Wherever the string "title" shows up in the records below, return that line.

Content starts

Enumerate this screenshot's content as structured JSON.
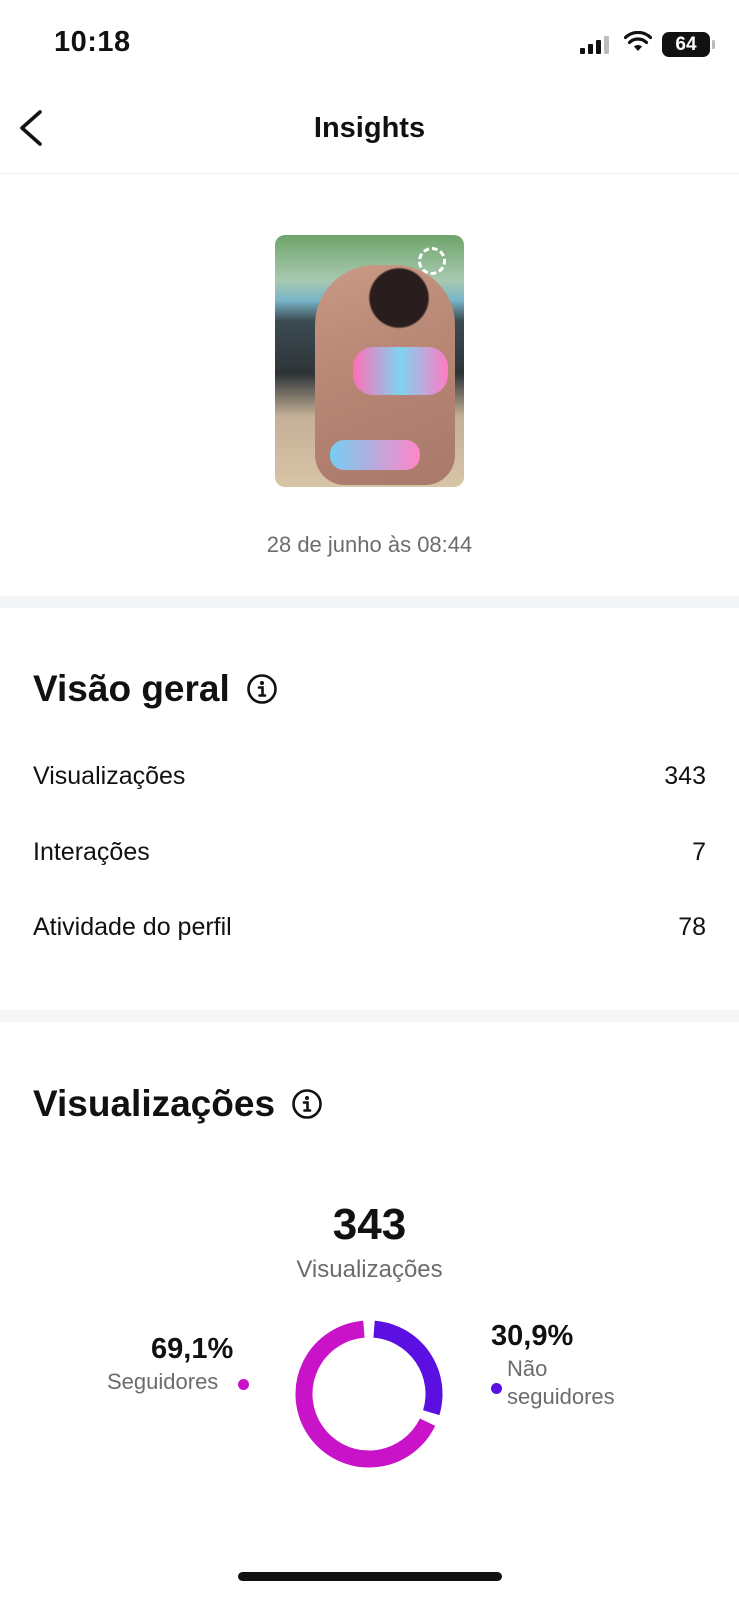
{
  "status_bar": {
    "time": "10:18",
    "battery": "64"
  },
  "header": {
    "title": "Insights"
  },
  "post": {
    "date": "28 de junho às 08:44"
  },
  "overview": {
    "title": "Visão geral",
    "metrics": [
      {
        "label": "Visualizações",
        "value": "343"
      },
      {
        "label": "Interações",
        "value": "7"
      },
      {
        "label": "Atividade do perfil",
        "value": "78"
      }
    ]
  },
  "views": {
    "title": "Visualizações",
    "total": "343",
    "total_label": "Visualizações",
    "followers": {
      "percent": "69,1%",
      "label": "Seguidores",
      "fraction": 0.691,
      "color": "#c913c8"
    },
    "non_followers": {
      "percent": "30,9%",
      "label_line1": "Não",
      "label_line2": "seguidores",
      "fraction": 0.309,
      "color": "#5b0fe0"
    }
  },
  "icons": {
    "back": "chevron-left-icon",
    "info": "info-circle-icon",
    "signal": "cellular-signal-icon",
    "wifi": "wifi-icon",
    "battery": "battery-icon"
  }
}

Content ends

EXPECTED ANSWER:
    "title": "Insights"
    "title": "Visão geral",
    "title": "Visualizações",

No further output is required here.